Sarah Bergbreiter joined the Department of Mechanical Engineering at Carnegie Mellon University in the fall of 2018.
She received her B.S.E. degree in electrical engineering from Princeton University in 1999. After a short introduction to the challenges of sensor networks at a small startup company, she received the MS and Ph.D. degrees from the University of California, Berkeley in 2004 and 2007 with a focus on microrobotics. She joined the University of Maryland, College Park in 2008 as an assistant professor of mechanical engineering, with a joint appointment in the Institute for Systems Research.
She received the DARPA Young Faculty Award in 2008, the NSF CAREER Award in 2011, and the Presidential Early Career Award for Scientists and Engineers (PECASE) Award in 2013 for her research on engineering robotic systems down to sub-millimeter size scales. She also received the Best Conference Paper Award at IEEE ICRA 2010 for her work incorporating new materials into microrobotics.
Better Sensors and Mechanisms for Micro and Macro Robots
2007 Ph.D., University of California, Berkeley
2004 MS, University of California, Berkeley
1999 B.S.E., Princeton University
Grasshopping robots made possible with new, improved latch control
Researchers at Carnegie Mellon University have made grasshopping robots possible by uncovering that latches can mediate energy transfer between robotic jumpers and the environment that they are jumping from.
Bergbreiter talks insect-inspired robotics design
MechE’s Sarah Bergbreiter spoke to Popular Science about how jumping insects inspired the mechanics of her team’s recent design, a bouncing robot that can control energy transfers between surface and device using its launch mechanism. “It’s really fascinating that the latch— something that we already need in our robots—can be used to control outputs that we couldn’t have controlled before.”
Bergbreiter quoted on jumping robot
Recently, a world record has been broken in the field of autonomous jumping robots by researchers at the University of California, Santa Barbara using biomimicry.

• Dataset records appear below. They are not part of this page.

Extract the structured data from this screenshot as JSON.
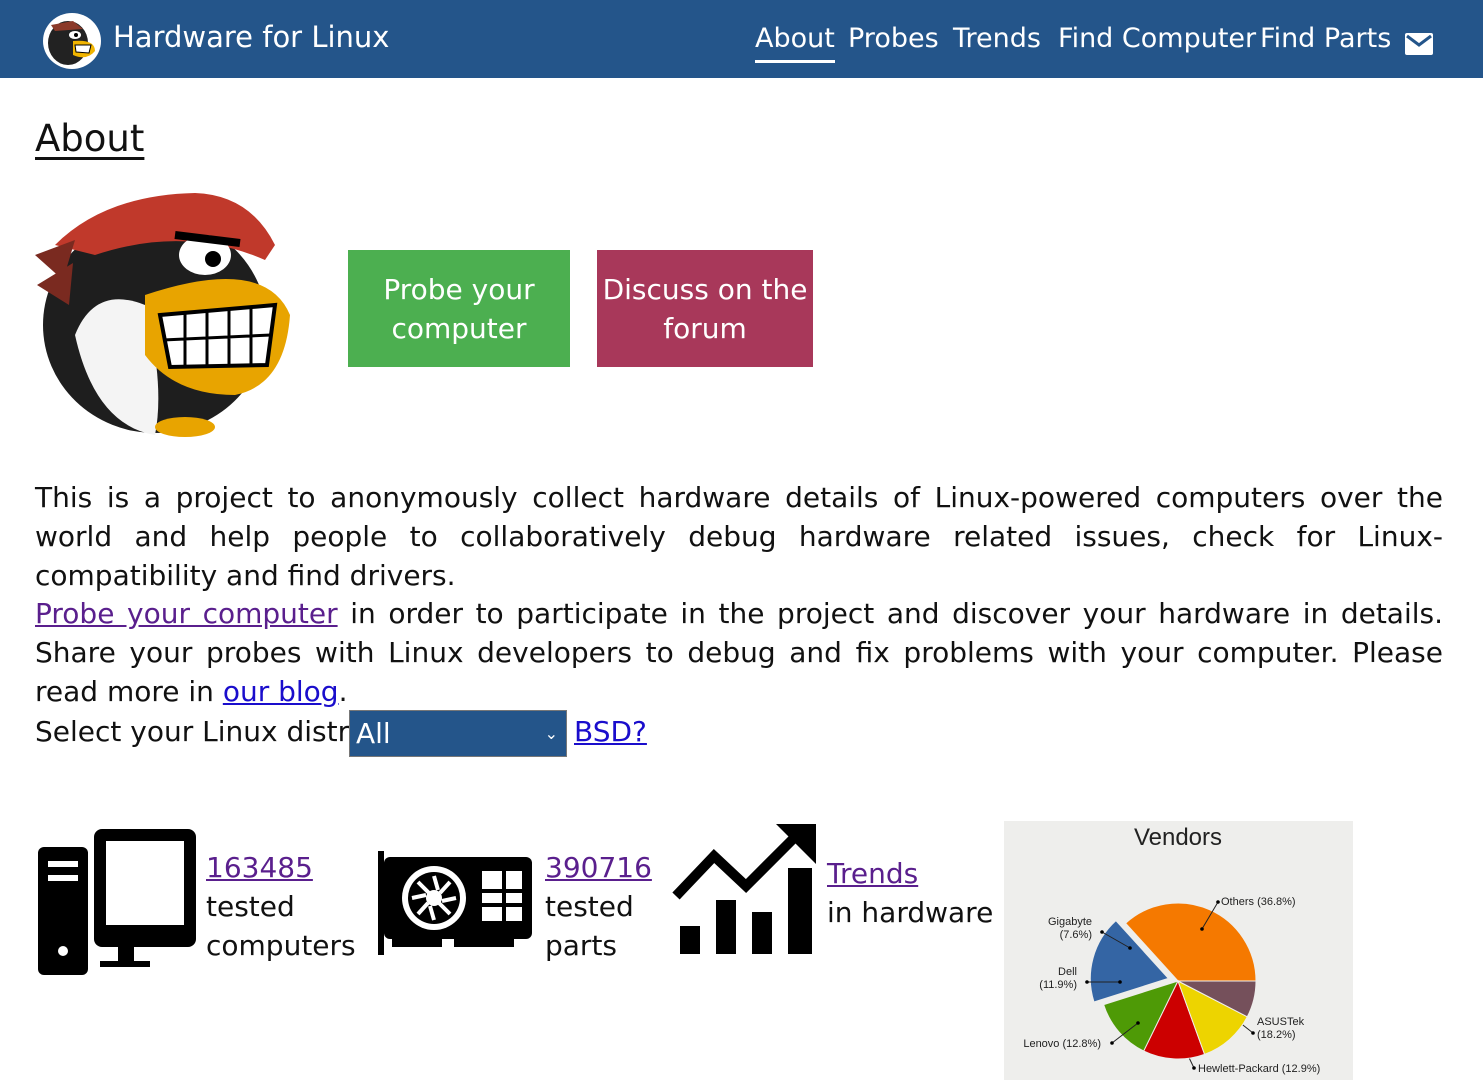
{
  "header": {
    "site_title": "Hardware for Linux",
    "nav": [
      {
        "label": "About",
        "active": true
      },
      {
        "label": "Probes",
        "active": false
      },
      {
        "label": "Trends",
        "active": false
      },
      {
        "label": "Find Computer",
        "active": false
      },
      {
        "label": "Find Parts",
        "active": false
      }
    ],
    "mail_icon": "mail-icon",
    "bar_color": "#24558a"
  },
  "main": {
    "page_title": "About",
    "buttons": {
      "probe": "Probe your computer",
      "forum": "Discuss on the forum"
    },
    "intro": "This is a project to anonymously collect hardware details of Linux-powered computers over the world and help people to collaboratively debug hardware related issues, check for Linux-compatibility and find drivers.",
    "cta": {
      "link": "Probe your computer",
      "text": " in order to participate in the project and discover your hardware in details. Share your probes with Linux developers to debug and fix problems with your computer. Please read more in ",
      "blog_link": "our blog",
      "end": "."
    },
    "distro": {
      "label": "Select your Linux distro:",
      "selected": "All",
      "bsd_link": "BSD?"
    },
    "stats": {
      "computers": {
        "count": "163485",
        "line1": "tested",
        "line2": "computers"
      },
      "parts": {
        "count": "390716",
        "line1": "tested",
        "line2": "parts"
      },
      "trends": {
        "link": "Trends",
        "text": "in hardware"
      }
    }
  },
  "colors": {
    "probe_button": "#4caf50",
    "forum_button": "#a8385a",
    "visited_link": "#5a1f8d",
    "link": "#1a0dcc"
  },
  "chart_data": {
    "type": "pie",
    "title": "Vendors",
    "slices": [
      {
        "label": "Others (36.8%)",
        "value": 36.8,
        "color": "#f57900"
      },
      {
        "label": "ASUSTek (18.2%)",
        "value": 18.2,
        "color": "#3465a4",
        "exploded": true
      },
      {
        "label": "Hewlett-Packard (12.9%)",
        "value": 12.9,
        "color": "#4e9a06"
      },
      {
        "label": "Lenovo (12.8%)",
        "value": 12.8,
        "color": "#cc0000"
      },
      {
        "label": "Dell (11.9%)",
        "value": 11.9,
        "color": "#edd400"
      },
      {
        "label": "Gigabyte (7.6%)",
        "value": 7.6,
        "color": "#75505b"
      }
    ]
  }
}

MechE’s Sarah Bergbreiter wrote a commentary about this event in Nature, which has been widely quoted in articles related to this event, including in Scientific American.
Bergbreiter, Majidi, and Webster-Wood featured in IEEE Spectrum
MechE’s Carmel Majidi, Sarah Bergbreiter, and Victoria Webster-Wood were featured on IEEE Spectrum, discussing softbotics.
Latch on, launch off
Researchers observe the fastest organisms in nature—Dracula ants, froghoppers, and spore-ejecting fungi—to investigate spring-powered latch mechanisms for robotics.
Making mechanical skin
These 3D printed circuits are self-healing, re-writable, and energy-harvesting, thanks to liquid metal.
At home with research
Despite the coronavirus shutdown, researchers and students were creative about continuing their work and joining the fight against COVID-19.
St. Pierre named to Forbes’ 30 Under 30
Forbes has named MechE postdoctoral researcher Ryan St. Pierre to its 30 Under 30 Science 2020 list. St. Pierre develops microscale, insect-inspired robots in Meche’s Sarah Bergbreiter’s lab.
Future Tech Podcast
Bergbreiter on micro robotics research
MechE’s Sarah Bergbreiter was a guest on the Future Tech Podcast and discussed her research in the field of robotics. Bergbreiter also discusses the different applications of microrobots as well as some of the challenges she has encountered.
Bergbreiter and Ozdoganlar awarded ASME Fellows
MechE’s Sarah Bergbreiter and Burak Ozdoganlar were named 2019 Fellows in the American Society of Mechanical Engineers (ASME).
Working toward agile flight for small UAVs
Inspired by insects’ wings, Bergbreiter and her collaborators are looking to develop UAVs that can fly more efficiently and deal with disturbances like gusts or breezes.
Bergbreiter, Jayan win Army DURIP awards
Sarah Bergbreiter and B. Reeja Jayan have received Defense University Research Instrumentation Program (DURIP) awards to purchase vital laboratory equipment for current research and the development of new ideas and techniques.